nyu is a powerful and flexible parser generator based on the TBPEG (tree building parsing expression grammar) notation. nyu grammars describe both how to parse data and how to create custom ASTs at the same time. PEG rules have been extended and modified where appropriate and new operators have been added to the PEG notation to make this task feasible.
nyu outputs parsers that take advantage of the chilon::parser meta-programming library for C++0x. The generated code is very neat and there is an almost one to one mapping between the structure of an input grammar and the generated parser.
The following is an example that shows how a list of sums can be represented in nyu and the kind of ASTs it would build. There are more examples in the tutorial.
The following Grammar stores std::vector< chilon::variant<Addition, Product, chilon::range> >
@grammar mathematics Spacing <- \s Number <- [0-9]+ Product <= Number |% "*" Addition <= Product |% "+" Grammar <- Addition+
This table demonstrates some text parsed with the above grammar and a short-hand representation of the AST stored (“[ .. ]” for lists, variants are expanded).
|“4 + 2”||[ Addition[4, 2] ]|
|“4”||[ 4 ]|
|“4 7”||[ 4, 7 ]|
|“4 + 2 * 7”||[ Addition[4, Product[2, 7]] ]|

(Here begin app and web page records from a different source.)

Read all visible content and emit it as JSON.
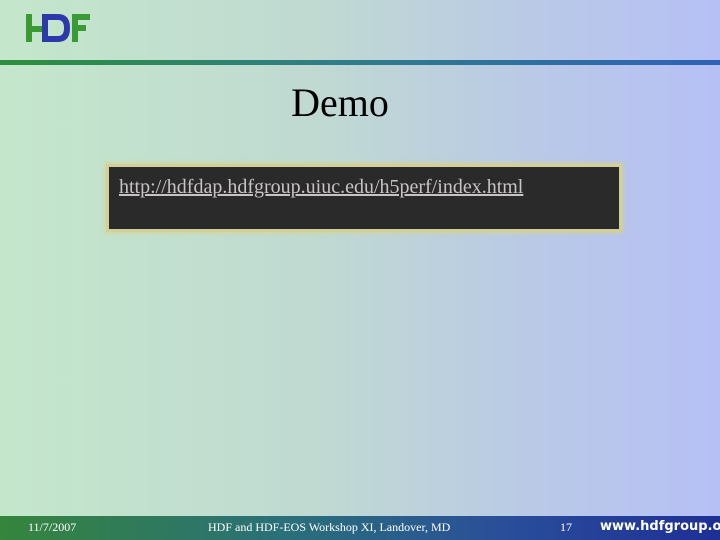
{
  "slide": {
    "logo_text": "HDF",
    "title": "Demo",
    "link": "http://hdfdap.hdfgroup.uiuc.edu/h5perf/index.html"
  },
  "footer": {
    "date": "11/7/2007",
    "event": "HDF and HDF-EOS Workshop XI, Landover, MD",
    "page_number": "17",
    "website": "www.hdfgroup.org"
  },
  "colors": {
    "logo_green": "#3a9a33",
    "logo_blue": "#2b3aa8",
    "link_box_bg": "#2a2a2a",
    "link_text": "#c9c4c4"
  }
}
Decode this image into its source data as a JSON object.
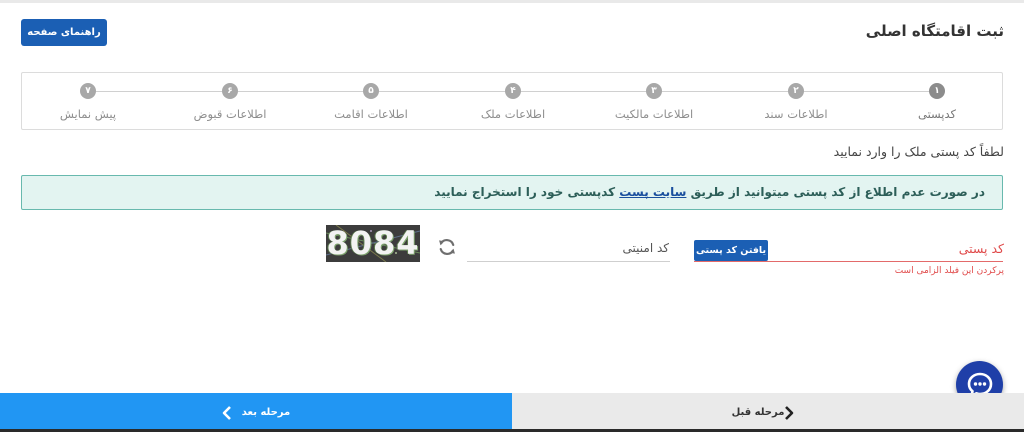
{
  "header": {
    "title": "ثبت اقامتگاه اصلی",
    "guide_button": "راهنمای صفحه"
  },
  "stepper": {
    "steps": [
      {
        "number": "۱",
        "label": "کدپستی"
      },
      {
        "number": "۲",
        "label": "اطلاعات سند"
      },
      {
        "number": "۳",
        "label": "اطلاعات مالکیت"
      },
      {
        "number": "۴",
        "label": "اطلاعات ملک"
      },
      {
        "number": "۵",
        "label": "اطلاعات اقامت"
      },
      {
        "number": "۶",
        "label": "اطلاعات قبوض"
      },
      {
        "number": "۷",
        "label": "پیش نمایش"
      }
    ]
  },
  "instruction": "لطفاً کد پستی ملک را وارد نمایید",
  "alert": {
    "before": "در صورت عدم اطلاع از کد پستی میتوانید از طریق ",
    "link": "سایت پست",
    "after": " کدپستی خود را استخراج نمایید"
  },
  "form": {
    "postal_label": "کد پستی",
    "find_button": "یافتن کد پستی",
    "required_message": "پرکردن این فیلد الزامی است",
    "security_label": "کد امنیتی",
    "captcha_text": "8084"
  },
  "footer": {
    "prev_label": "مرحله قبل",
    "next_label": "مرحله بعد"
  },
  "colors": {
    "primary": "#1b5fb4",
    "footer_next": "#2196f3",
    "alert_bg": "#e3f4f1",
    "alert_border": "#68b9ae",
    "error": "#e04a4a"
  }
}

The tutorial is currently missing detail on many operator types and missing information on some of the advanced features of nyu but is in the process of rapid expansion. The chilon::parser tutorial is a good reference to the chilon::parser library that the generated parsers use. The syntax of nyu is described in the paper on tree building parser expression grammars which can be found here. nyu also includes support for storing hashed containers which is not described in this paper.